» THE PROBLEM
Lines with the string "JSON" in the data below: report how many there are, and write nothing but the number.

===== DATA FOR ANALYSIS

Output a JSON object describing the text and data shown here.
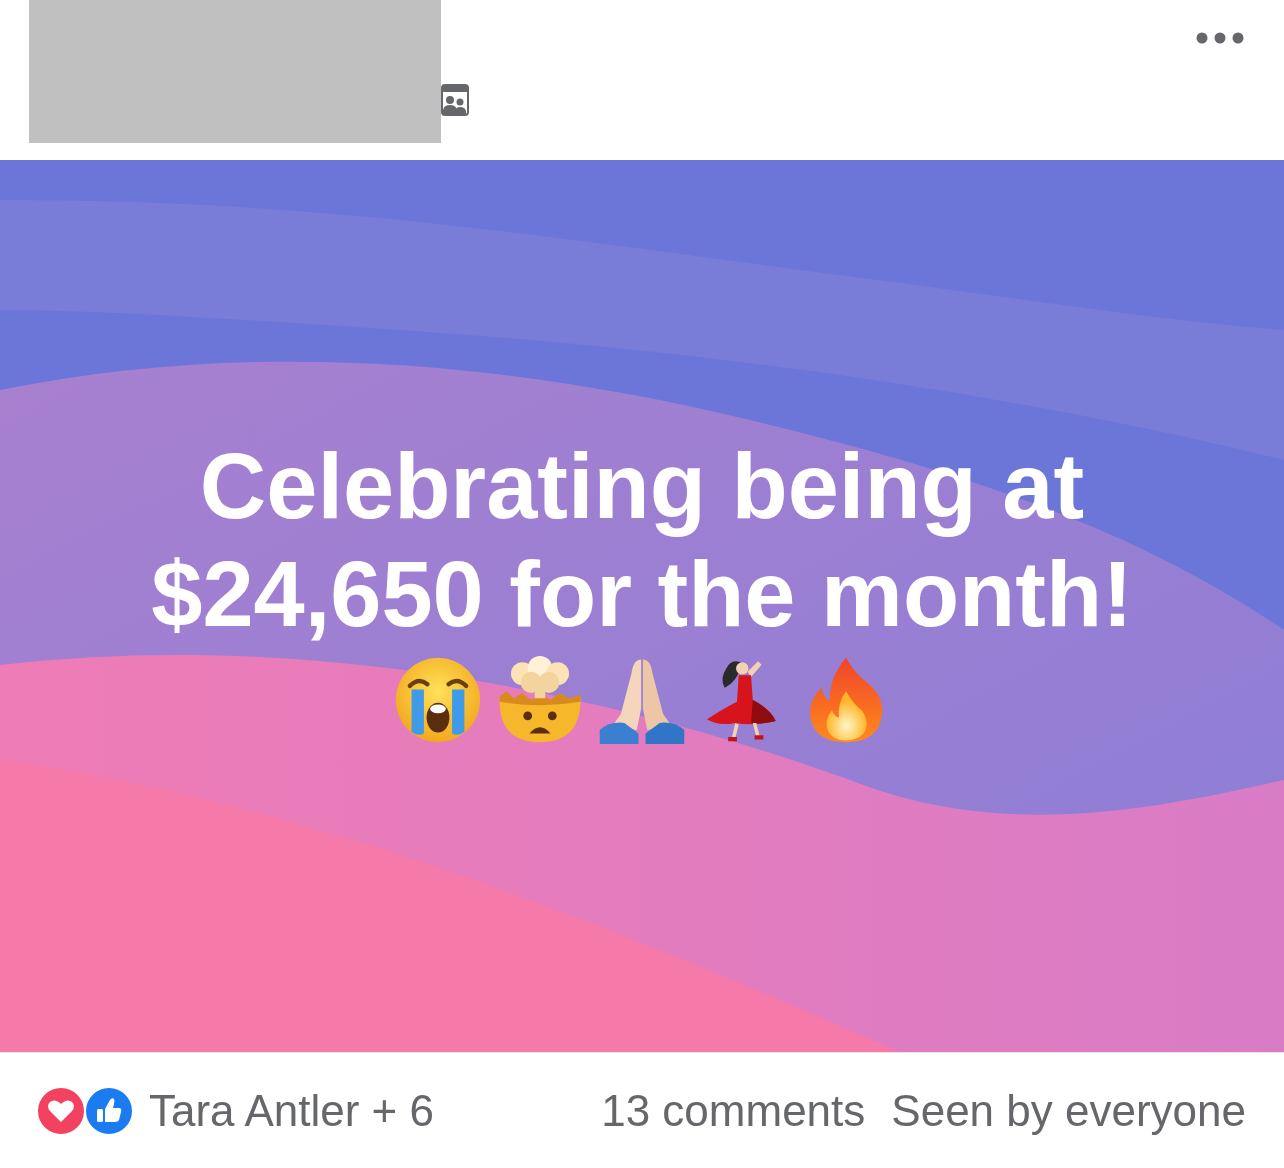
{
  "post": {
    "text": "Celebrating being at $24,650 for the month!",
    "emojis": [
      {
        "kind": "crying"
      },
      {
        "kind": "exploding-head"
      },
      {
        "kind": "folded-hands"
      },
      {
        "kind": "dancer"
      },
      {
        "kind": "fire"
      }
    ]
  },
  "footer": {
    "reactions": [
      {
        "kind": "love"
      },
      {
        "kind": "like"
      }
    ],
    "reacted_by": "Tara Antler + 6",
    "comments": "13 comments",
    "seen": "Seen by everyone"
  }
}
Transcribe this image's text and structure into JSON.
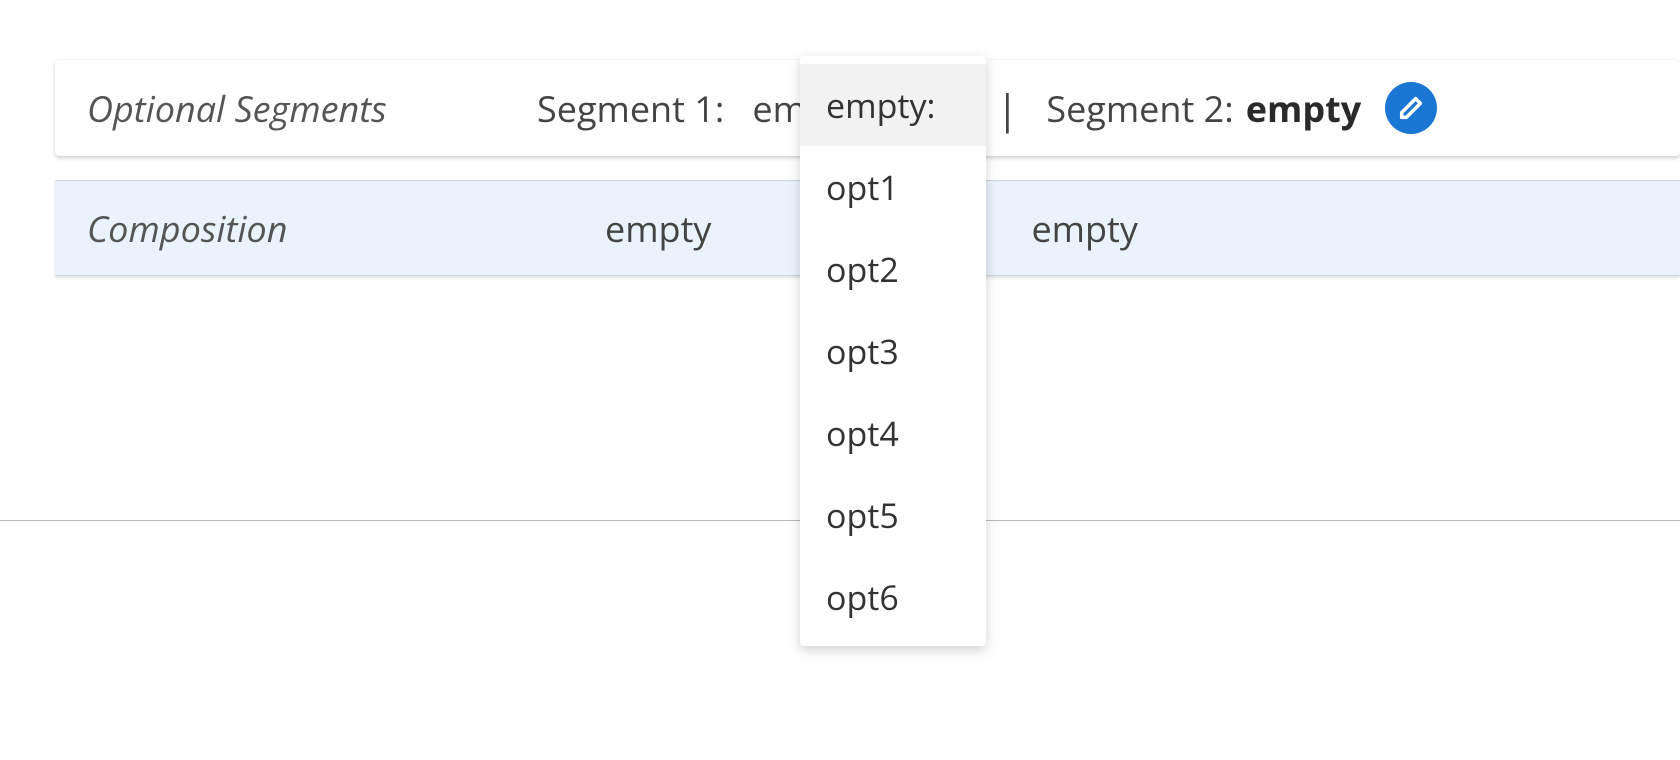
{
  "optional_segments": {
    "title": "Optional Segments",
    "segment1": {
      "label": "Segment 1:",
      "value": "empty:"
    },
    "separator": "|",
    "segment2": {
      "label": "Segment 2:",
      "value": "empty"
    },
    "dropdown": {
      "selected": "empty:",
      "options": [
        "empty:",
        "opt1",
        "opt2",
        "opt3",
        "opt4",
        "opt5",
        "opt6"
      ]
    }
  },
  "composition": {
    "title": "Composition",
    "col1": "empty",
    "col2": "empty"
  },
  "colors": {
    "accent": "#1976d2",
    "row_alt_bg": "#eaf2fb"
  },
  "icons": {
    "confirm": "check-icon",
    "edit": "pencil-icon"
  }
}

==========

» COMPLETED TASK
2